Please filter the data down to the lines that include the word "label" and copy them.
*** Opening of MATERIAL FOR THIS EXERCISE ***
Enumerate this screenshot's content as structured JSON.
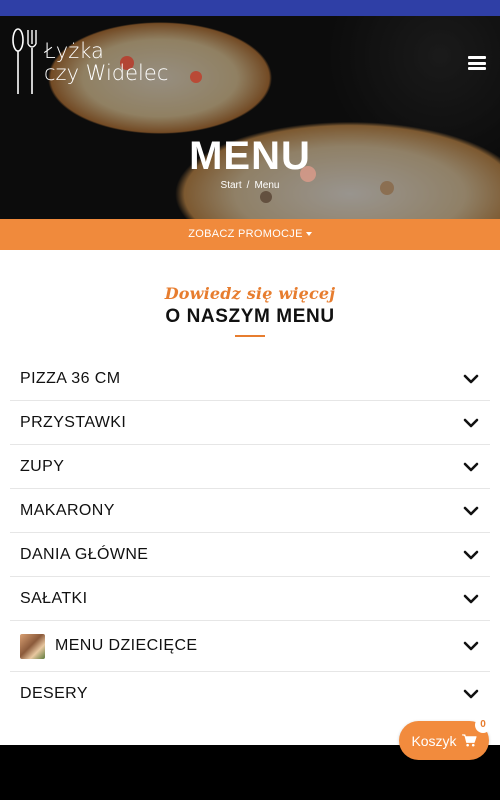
{
  "header": {
    "logo_line1": "Łyżka",
    "logo_line2": "czy Widelec",
    "menu_icon": "hamburger-icon"
  },
  "hero": {
    "title": "MENU",
    "breadcrumb": [
      "Start",
      "Menu"
    ],
    "breadcrumb_separator": "/"
  },
  "promo": {
    "label": "ZOBACZ PROMOCJE",
    "icon": "caret-down-icon"
  },
  "intro": {
    "script_text": "Dowiedz się więcej",
    "heading": "O NASZYM MENU"
  },
  "menu_categories": [
    {
      "label": "PIZZA 36 CM",
      "icon": "chevron-down-icon"
    },
    {
      "label": "PRZYSTAWKI",
      "icon": "chevron-down-icon"
    },
    {
      "label": "ZUPY",
      "icon": "chevron-down-icon"
    },
    {
      "label": "MAKARONY",
      "icon": "chevron-down-icon"
    },
    {
      "label": "DANIA GŁÓWNE",
      "icon": "chevron-down-icon"
    },
    {
      "label": "SAŁATKI",
      "icon": "chevron-down-icon"
    },
    {
      "label": "MENU DZIECIĘCE",
      "icon": "chevron-down-icon",
      "thumbnail": true
    },
    {
      "label": "DESERY",
      "icon": "chevron-down-icon"
    }
  ],
  "cart": {
    "label": "Koszyk",
    "count": "0",
    "icon": "cart-icon"
  },
  "colors": {
    "accent": "#f08a3c",
    "topbar": "#2f3fa6",
    "script_text": "#e77d2f"
  }
}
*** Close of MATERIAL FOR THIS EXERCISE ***
» **OUTPUT OF THE EXERCISE**
    "label": "ZOBACZ PROMOCJE",
      "label": "PIZZA 36 CM",
      "label": "PRZYSTAWKI",
      "label": "ZUPY",
      "label": "MAKARONY",
      "label": "DANIA GŁÓWNE",
      "label": "SAŁATKI",
      "label": "MENU DZIECIĘCE",
      "label": "DESERY",
    "label": "Koszyk",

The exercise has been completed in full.